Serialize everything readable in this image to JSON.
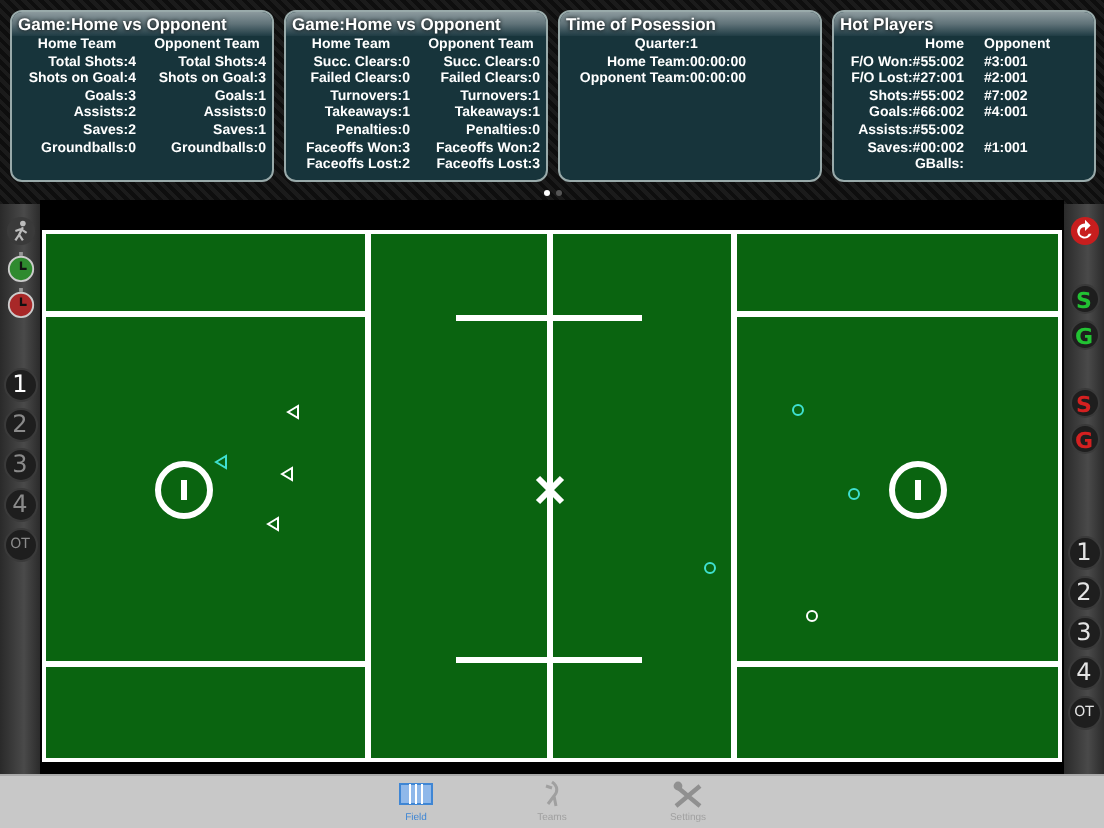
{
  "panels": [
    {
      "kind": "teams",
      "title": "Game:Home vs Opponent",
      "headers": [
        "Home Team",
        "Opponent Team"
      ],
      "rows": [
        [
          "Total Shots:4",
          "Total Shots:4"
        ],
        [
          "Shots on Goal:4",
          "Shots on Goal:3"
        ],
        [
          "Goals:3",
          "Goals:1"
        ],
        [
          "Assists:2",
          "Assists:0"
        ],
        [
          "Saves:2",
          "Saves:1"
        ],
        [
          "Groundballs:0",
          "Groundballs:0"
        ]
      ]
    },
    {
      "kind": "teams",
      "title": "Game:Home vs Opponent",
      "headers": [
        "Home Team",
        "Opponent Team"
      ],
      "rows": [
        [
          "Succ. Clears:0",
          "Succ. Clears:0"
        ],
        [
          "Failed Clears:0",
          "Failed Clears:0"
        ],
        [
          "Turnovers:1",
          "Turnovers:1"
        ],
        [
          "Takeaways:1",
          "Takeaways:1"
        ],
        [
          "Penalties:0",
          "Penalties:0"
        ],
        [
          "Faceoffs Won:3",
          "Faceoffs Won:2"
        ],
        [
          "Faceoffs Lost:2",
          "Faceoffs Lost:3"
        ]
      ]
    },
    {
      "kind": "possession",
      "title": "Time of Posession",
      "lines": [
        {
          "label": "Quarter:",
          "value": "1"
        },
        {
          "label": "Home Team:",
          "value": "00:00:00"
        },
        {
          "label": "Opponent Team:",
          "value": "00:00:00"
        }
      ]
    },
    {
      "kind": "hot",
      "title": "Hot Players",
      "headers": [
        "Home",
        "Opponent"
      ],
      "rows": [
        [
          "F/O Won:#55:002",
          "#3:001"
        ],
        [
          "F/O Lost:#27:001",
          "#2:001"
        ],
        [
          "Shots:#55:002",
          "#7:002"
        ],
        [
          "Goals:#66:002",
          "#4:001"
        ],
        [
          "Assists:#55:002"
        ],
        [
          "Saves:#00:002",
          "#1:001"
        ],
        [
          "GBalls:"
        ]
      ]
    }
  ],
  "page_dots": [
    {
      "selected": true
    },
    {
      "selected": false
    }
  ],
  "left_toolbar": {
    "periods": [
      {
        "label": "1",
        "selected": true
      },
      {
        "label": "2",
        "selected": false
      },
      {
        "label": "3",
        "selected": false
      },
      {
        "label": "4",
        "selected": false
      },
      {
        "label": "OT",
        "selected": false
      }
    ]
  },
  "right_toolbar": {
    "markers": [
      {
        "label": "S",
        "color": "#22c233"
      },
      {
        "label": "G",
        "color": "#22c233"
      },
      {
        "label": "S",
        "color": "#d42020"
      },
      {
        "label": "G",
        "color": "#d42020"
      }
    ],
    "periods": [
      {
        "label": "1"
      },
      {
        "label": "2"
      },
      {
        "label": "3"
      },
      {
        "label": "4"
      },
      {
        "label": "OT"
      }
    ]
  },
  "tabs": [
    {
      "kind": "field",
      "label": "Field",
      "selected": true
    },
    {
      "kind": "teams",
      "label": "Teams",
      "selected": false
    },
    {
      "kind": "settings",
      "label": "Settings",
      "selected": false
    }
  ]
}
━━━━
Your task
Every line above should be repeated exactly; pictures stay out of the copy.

Expected output
Serialize everything readable in this image to JSON.
{
  "panels": [
    {
      "kind": "teams",
      "title": "Game:Home vs Opponent",
      "headers": [
        "Home Team",
        "Opponent Team"
      ],
      "rows": [
        [
          "Total Shots:4",
          "Total Shots:4"
        ],
        [
          "Shots on Goal:4",
          "Shots on Goal:3"
        ],
        [
          "Goals:3",
          "Goals:1"
        ],
        [
          "Assists:2",
          "Assists:0"
        ],
        [
          "Saves:2",
          "Saves:1"
        ],
        [
          "Groundballs:0",
          "Groundballs:0"
        ]
      ]
    },
    {
      "kind": "teams",
      "title": "Game:Home vs Opponent",
      "headers": [
        "Home Team",
        "Opponent Team"
      ],
      "rows": [
        [
          "Succ. Clears:0",
          "Succ. Clears:0"
        ],
        [
          "Failed Clears:0",
          "Failed Clears:0"
        ],
        [
          "Turnovers:1",
          "Turnovers:1"
        ],
        [
          "Takeaways:1",
          "Takeaways:1"
        ],
        [
          "Penalties:0",
          "Penalties:0"
        ],
        [
          "Faceoffs Won:3",
          "Faceoffs Won:2"
        ],
        [
          "Faceoffs Lost:2",
          "Faceoffs Lost:3"
        ]
      ]
    },
    {
      "kind": "possession",
      "title": "Time of Posession",
      "lines": [
        {
          "label": "Quarter:",
          "value": "1"
        },
        {
          "label": "Home Team:",
          "value": "00:00:00"
        },
        {
          "label": "Opponent Team:",
          "value": "00:00:00"
        }
      ]
    },
    {
      "kind": "hot",
      "title": "Hot Players",
      "headers": [
        "Home",
        "Opponent"
      ],
      "rows": [
        [
          "F/O Won:#55:002",
          "#3:001"
        ],
        [
          "F/O Lost:#27:001",
          "#2:001"
        ],
        [
          "Shots:#55:002",
          "#7:002"
        ],
        [
          "Goals:#66:002",
          "#4:001"
        ],
        [
          "Assists:#55:002"
        ],
        [
          "Saves:#00:002",
          "#1:001"
        ],
        [
          "GBalls:"
        ]
      ]
    }
  ],
  "page_dots": [
    {
      "selected": true
    },
    {
      "selected": false
    }
  ],
  "left_toolbar": {
    "periods": [
      {
        "label": "1",
        "selected": true
      },
      {
        "label": "2",
        "selected": false
      },
      {
        "label": "3",
        "selected": false
      },
      {
        "label": "4",
        "selected": false
      },
      {
        "label": "OT",
        "selected": false
      }
    ]
  },
  "right_toolbar": {
    "markers": [
      {
        "label": "S",
        "color": "#22c233"
      },
      {
        "label": "G",
        "color": "#22c233"
      },
      {
        "label": "S",
        "color": "#d42020"
      },
      {
        "label": "G",
        "color": "#d42020"
      }
    ],
    "periods": [
      {
        "label": "1"
      },
      {
        "label": "2"
      },
      {
        "label": "3"
      },
      {
        "label": "4"
      },
      {
        "label": "OT"
      }
    ]
  },
  "tabs": [
    {
      "kind": "field",
      "label": "Field",
      "selected": true
    },
    {
      "kind": "teams",
      "label": "Teams",
      "selected": false
    },
    {
      "kind": "settings",
      "label": "Settings",
      "selected": false
    }
  ]
}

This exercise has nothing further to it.